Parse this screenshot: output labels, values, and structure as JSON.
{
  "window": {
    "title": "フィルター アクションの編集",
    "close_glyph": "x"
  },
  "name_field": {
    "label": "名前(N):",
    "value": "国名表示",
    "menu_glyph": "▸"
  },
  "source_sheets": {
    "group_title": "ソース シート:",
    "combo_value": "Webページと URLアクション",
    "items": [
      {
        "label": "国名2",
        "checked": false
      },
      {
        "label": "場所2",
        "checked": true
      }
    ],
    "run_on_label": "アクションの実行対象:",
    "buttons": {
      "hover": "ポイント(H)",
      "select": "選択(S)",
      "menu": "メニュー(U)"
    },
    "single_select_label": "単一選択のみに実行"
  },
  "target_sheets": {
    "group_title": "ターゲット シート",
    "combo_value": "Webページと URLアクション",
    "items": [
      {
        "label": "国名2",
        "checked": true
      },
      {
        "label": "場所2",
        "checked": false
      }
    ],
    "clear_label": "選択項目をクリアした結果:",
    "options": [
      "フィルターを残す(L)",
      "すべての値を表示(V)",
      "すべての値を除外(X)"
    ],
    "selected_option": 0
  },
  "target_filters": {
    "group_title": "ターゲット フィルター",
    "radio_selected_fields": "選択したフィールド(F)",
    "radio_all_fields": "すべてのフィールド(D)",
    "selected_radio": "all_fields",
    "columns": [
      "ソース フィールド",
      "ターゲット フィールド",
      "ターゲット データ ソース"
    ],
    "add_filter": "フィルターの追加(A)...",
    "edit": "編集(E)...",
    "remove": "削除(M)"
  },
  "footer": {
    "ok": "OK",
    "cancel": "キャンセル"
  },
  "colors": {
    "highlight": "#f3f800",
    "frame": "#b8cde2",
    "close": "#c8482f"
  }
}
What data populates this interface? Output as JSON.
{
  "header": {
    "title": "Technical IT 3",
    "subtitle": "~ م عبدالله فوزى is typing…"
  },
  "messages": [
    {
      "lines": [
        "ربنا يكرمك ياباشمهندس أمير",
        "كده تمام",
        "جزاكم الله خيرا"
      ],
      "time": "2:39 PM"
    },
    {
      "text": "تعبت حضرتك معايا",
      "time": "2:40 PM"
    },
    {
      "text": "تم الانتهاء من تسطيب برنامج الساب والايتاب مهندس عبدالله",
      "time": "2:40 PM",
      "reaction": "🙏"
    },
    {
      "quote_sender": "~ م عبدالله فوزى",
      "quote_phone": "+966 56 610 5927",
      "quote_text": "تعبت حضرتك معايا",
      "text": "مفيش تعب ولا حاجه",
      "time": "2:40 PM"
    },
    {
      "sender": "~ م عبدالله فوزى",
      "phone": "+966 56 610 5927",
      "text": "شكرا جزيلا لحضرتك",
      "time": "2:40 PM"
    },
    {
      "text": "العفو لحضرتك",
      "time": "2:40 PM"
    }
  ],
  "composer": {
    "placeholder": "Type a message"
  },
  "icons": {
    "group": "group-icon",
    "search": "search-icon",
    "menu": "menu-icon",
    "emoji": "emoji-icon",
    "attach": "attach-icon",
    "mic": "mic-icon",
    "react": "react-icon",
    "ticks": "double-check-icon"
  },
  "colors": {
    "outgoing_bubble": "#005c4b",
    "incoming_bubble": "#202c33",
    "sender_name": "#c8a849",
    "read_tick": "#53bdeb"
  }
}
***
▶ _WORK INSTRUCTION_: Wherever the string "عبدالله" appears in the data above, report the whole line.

▶ _SOLUTION FOR THIS TASK_:
    "subtitle": "~ م عبدالله فوزى is typing…"
      "text": "تم الانتهاء من تسطيب برنامج الساب والايتاب مهندس عبدالله",
      "quote_sender": "~ م عبدالله فوزى",
      "sender": "~ م عبدالله فوزى",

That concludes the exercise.